* ABOUT THIS EXERCISE *
How many lines in these records hold the string "rank"? State only that number.
※
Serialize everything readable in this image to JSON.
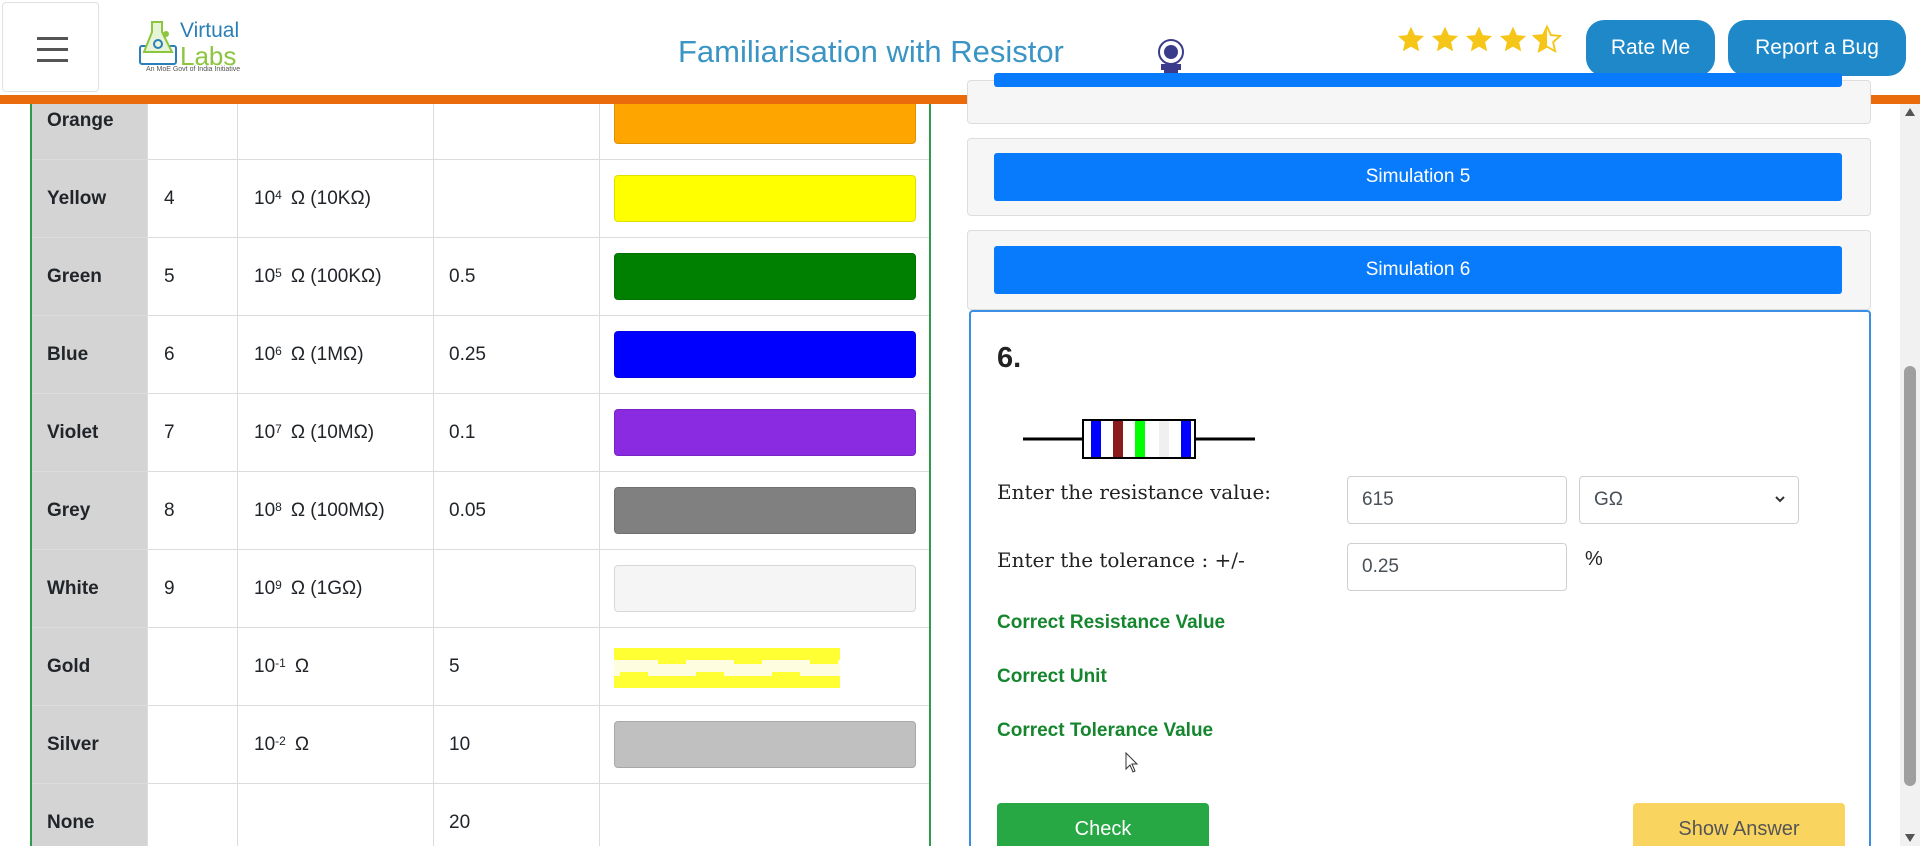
{
  "header": {
    "logo_text_top": "Virtual",
    "logo_text_bottom": "Labs",
    "logo_subtitle": "An MoE Govt of India Initiative",
    "title": "Familiarisation with Resistor",
    "rating_value": 4.5,
    "rating_max": 5,
    "rate_button": "Rate Me",
    "bug_button": "Report a Bug",
    "accent_color": "#e96b0c"
  },
  "color_table": {
    "rows": [
      {
        "name": "Orange",
        "digit": "",
        "mult_base": "",
        "mult_exp": "",
        "mult_suffix": "",
        "tolerance": "",
        "swatch": "#ffa500"
      },
      {
        "name": "Yellow",
        "digit": "4",
        "mult_base": "10",
        "mult_exp": "4",
        "mult_suffix": "Ω (10KΩ)",
        "tolerance": "",
        "swatch": "#ffff00"
      },
      {
        "name": "Green",
        "digit": "5",
        "mult_base": "10",
        "mult_exp": "5",
        "mult_suffix": "Ω (100KΩ)",
        "tolerance": "0.5",
        "swatch": "#008000"
      },
      {
        "name": "Blue",
        "digit": "6",
        "mult_base": "10",
        "mult_exp": "6",
        "mult_suffix": "Ω (1MΩ)",
        "tolerance": "0.25",
        "swatch": "#0000ff"
      },
      {
        "name": "Violet",
        "digit": "7",
        "mult_base": "10",
        "mult_exp": "7",
        "mult_suffix": "Ω (10MΩ)",
        "tolerance": "0.1",
        "swatch": "#8a2be2"
      },
      {
        "name": "Grey",
        "digit": "8",
        "mult_base": "10",
        "mult_exp": "8",
        "mult_suffix": "Ω (100MΩ)",
        "tolerance": "0.05",
        "swatch": "#808080"
      },
      {
        "name": "White",
        "digit": "9",
        "mult_base": "10",
        "mult_exp": "9",
        "mult_suffix": "Ω (1GΩ)",
        "tolerance": "",
        "swatch": "#f5f5f5"
      },
      {
        "name": "Gold",
        "digit": "",
        "mult_base": "10",
        "mult_exp": "-1",
        "mult_suffix": "Ω",
        "tolerance": "5",
        "swatch": "gold-pattern"
      },
      {
        "name": "Silver",
        "digit": "",
        "mult_base": "10",
        "mult_exp": "-2",
        "mult_suffix": "Ω",
        "tolerance": "10",
        "swatch": "#c0c0c0"
      },
      {
        "name": "None",
        "digit": "",
        "mult_base": "",
        "mult_exp": "",
        "mult_suffix": "",
        "tolerance": "20",
        "swatch": ""
      }
    ]
  },
  "simulations": {
    "sim5_label": "Simulation 5",
    "sim6_label": "Simulation 6"
  },
  "question": {
    "number": "6.",
    "resistor_bands": [
      "#0000ff",
      "#8b1a1a",
      "#00ff00",
      "#f0f0f0",
      "#0000ff"
    ],
    "resistance_label": "Enter the resistance value:",
    "resistance_value": "615",
    "unit_selected": "GΩ",
    "tolerance_label": "Enter the tolerance : +/-",
    "tolerance_value": "0.25",
    "tolerance_unit": "%",
    "result_resistance": "Correct Resistance Value",
    "result_unit": "Correct Unit",
    "result_tolerance": "Correct Tolerance Value",
    "check_button": "Check",
    "show_answer_button": "Show Answer",
    "result_color": "#15862e"
  }
}
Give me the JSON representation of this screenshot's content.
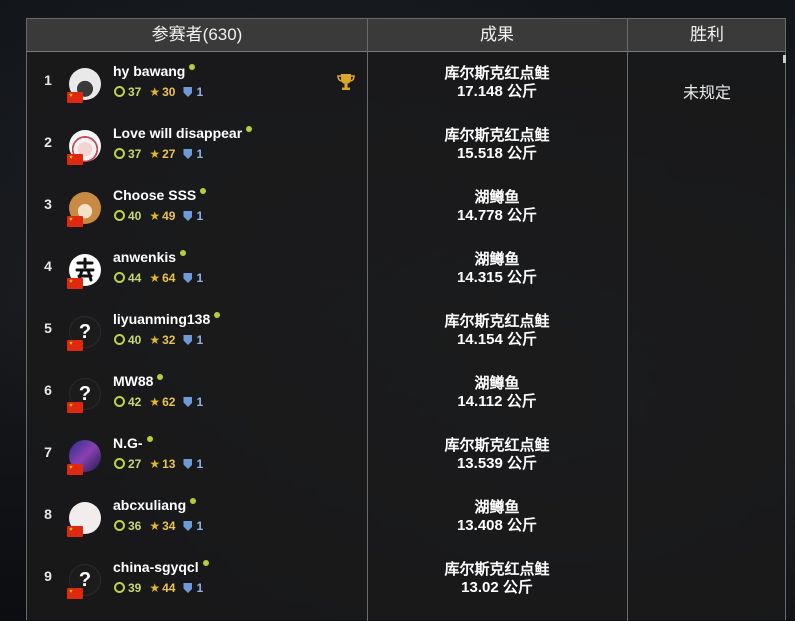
{
  "header": {
    "participants_label": "参赛者(630)",
    "result_label": "成果",
    "victory_label": "胜利"
  },
  "victory_value": "未规定",
  "rows": [
    {
      "rank": "1",
      "name": "hy bawang",
      "level": "37",
      "stars": "30",
      "shield": "1",
      "fish": "库尔斯克红点鲑",
      "weight": "17.148 公斤",
      "avatar": "photo-avatar",
      "trophy": true
    },
    {
      "rank": "2",
      "name": "Love will disappear",
      "level": "37",
      "stars": "27",
      "shield": "1",
      "fish": "库尔斯克红点鲑",
      "weight": "15.518 公斤",
      "avatar": "anime-avatar",
      "trophy": false
    },
    {
      "rank": "3",
      "name": "Choose SSS",
      "level": "40",
      "stars": "49",
      "shield": "1",
      "fish": "湖鳟鱼",
      "weight": "14.778 公斤",
      "avatar": "dog-avatar",
      "trophy": false
    },
    {
      "rank": "4",
      "name": "anwenkis",
      "level": "44",
      "stars": "64",
      "shield": "1",
      "fish": "湖鳟鱼",
      "weight": "14.315 公斤",
      "avatar": "character-avatar",
      "trophy": false
    },
    {
      "rank": "5",
      "name": "liyuanming138",
      "level": "40",
      "stars": "32",
      "shield": "1",
      "fish": "库尔斯克红点鲑",
      "weight": "14.154 公斤",
      "avatar": "unknown-avatar",
      "trophy": false
    },
    {
      "rank": "6",
      "name": "MW88",
      "level": "42",
      "stars": "62",
      "shield": "1",
      "fish": "湖鳟鱼",
      "weight": "14.112 公斤",
      "avatar": "unknown-avatar",
      "trophy": false
    },
    {
      "rank": "7",
      "name": "N.G-",
      "level": "27",
      "stars": "13",
      "shield": "1",
      "fish": "库尔斯克红点鲑",
      "weight": "13.539 公斤",
      "avatar": "game-avatar",
      "trophy": false
    },
    {
      "rank": "8",
      "name": "abcxuliang",
      "level": "36",
      "stars": "34",
      "shield": "1",
      "fish": "湖鳟鱼",
      "weight": "13.408 公斤",
      "avatar": "sketch-avatar",
      "trophy": false
    },
    {
      "rank": "9",
      "name": "china-sgyqcl",
      "level": "39",
      "stars": "44",
      "shield": "1",
      "fish": "库尔斯克红点鲑",
      "weight": "13.02 公斤",
      "avatar": "unknown-avatar",
      "trophy": false
    }
  ],
  "unknown_avatar_glyph": "?",
  "colors": {
    "level": "#c6d873",
    "star": "#e8c354",
    "shield": "#8fb3e6",
    "online": "#b5cf3a",
    "flag": "#de2910"
  }
}
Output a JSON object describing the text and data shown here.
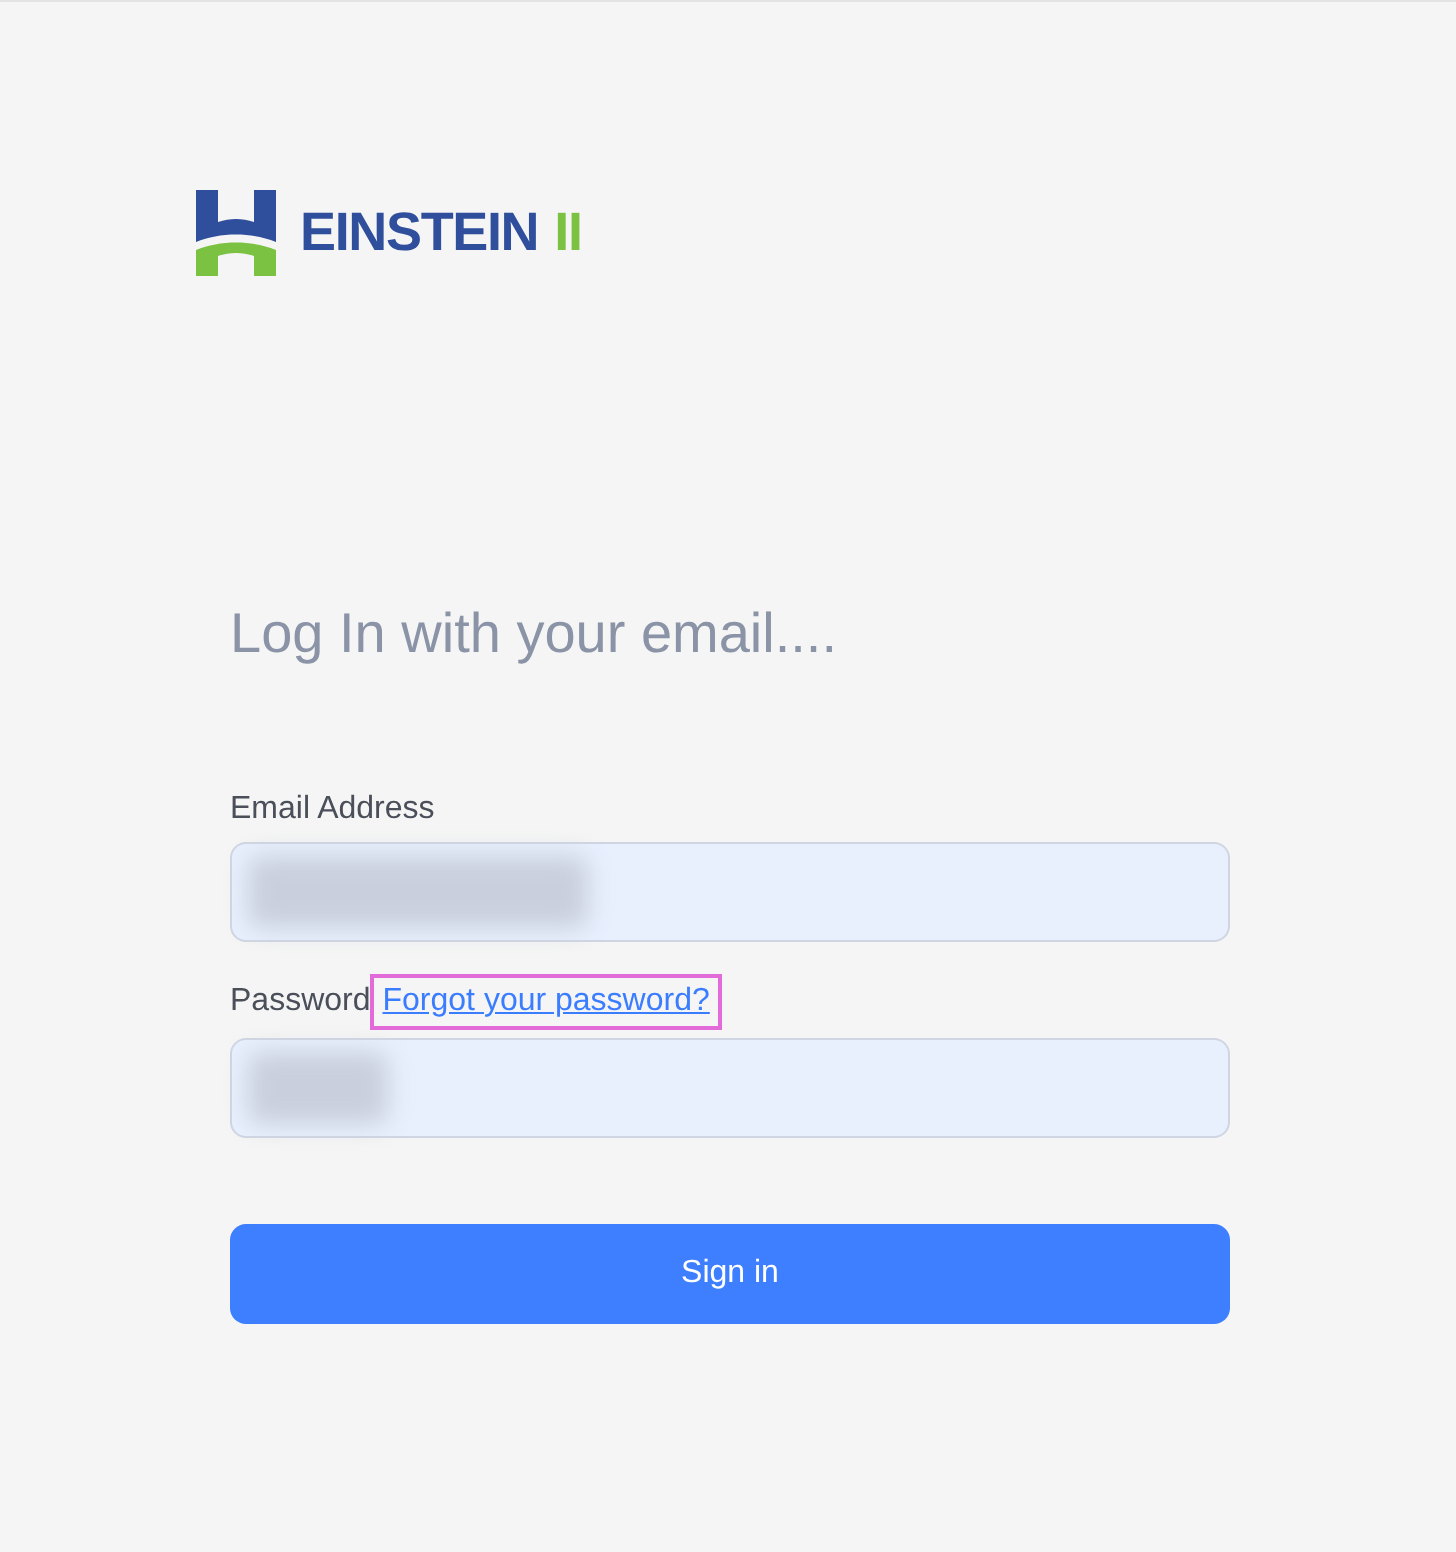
{
  "logo": {
    "name": "EINSTEIN",
    "suffix": "II"
  },
  "heading": "Log In with your email....",
  "fields": [
    {
      "label": "Email Address",
      "redacted": true
    },
    {
      "label": "Password",
      "redacted": true
    }
  ],
  "forgot_link": {
    "text": "Forgot your password?",
    "highlighted": true
  },
  "submit": "Sign in"
}
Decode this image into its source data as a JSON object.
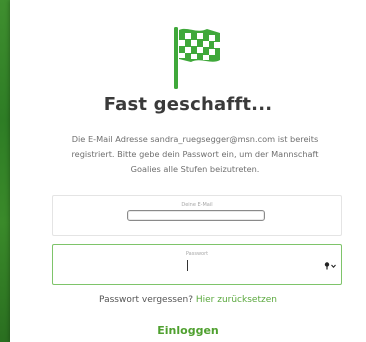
{
  "heading": {
    "title": "Fast geschafft..."
  },
  "description": {
    "line1": "Die E-Mail Adresse sandra_ruegsegger@msn.com ist bereits",
    "line2": "registriert. Bitte gebe dein Passwort ein, um der Mannschaft",
    "line3": "Goalies alle Stufen beizutreten."
  },
  "email_field": {
    "label": "Deine E-Mail",
    "value": ""
  },
  "password_field": {
    "label": "Passwort",
    "value": ""
  },
  "forgot": {
    "prefix": "Passwort vergessen?",
    "link": "Hier zurücksetzen"
  },
  "login": {
    "label": "Einloggen"
  },
  "icons": {
    "flag": "checkered-flag-icon",
    "key": "key-icon"
  },
  "colors": {
    "accent": "#4fa02f",
    "flag_green": "#3fa83a",
    "focus_border": "#7ec46a",
    "background_strip": "#3a8a2a"
  }
}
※
* EXERCISE RESULT *
9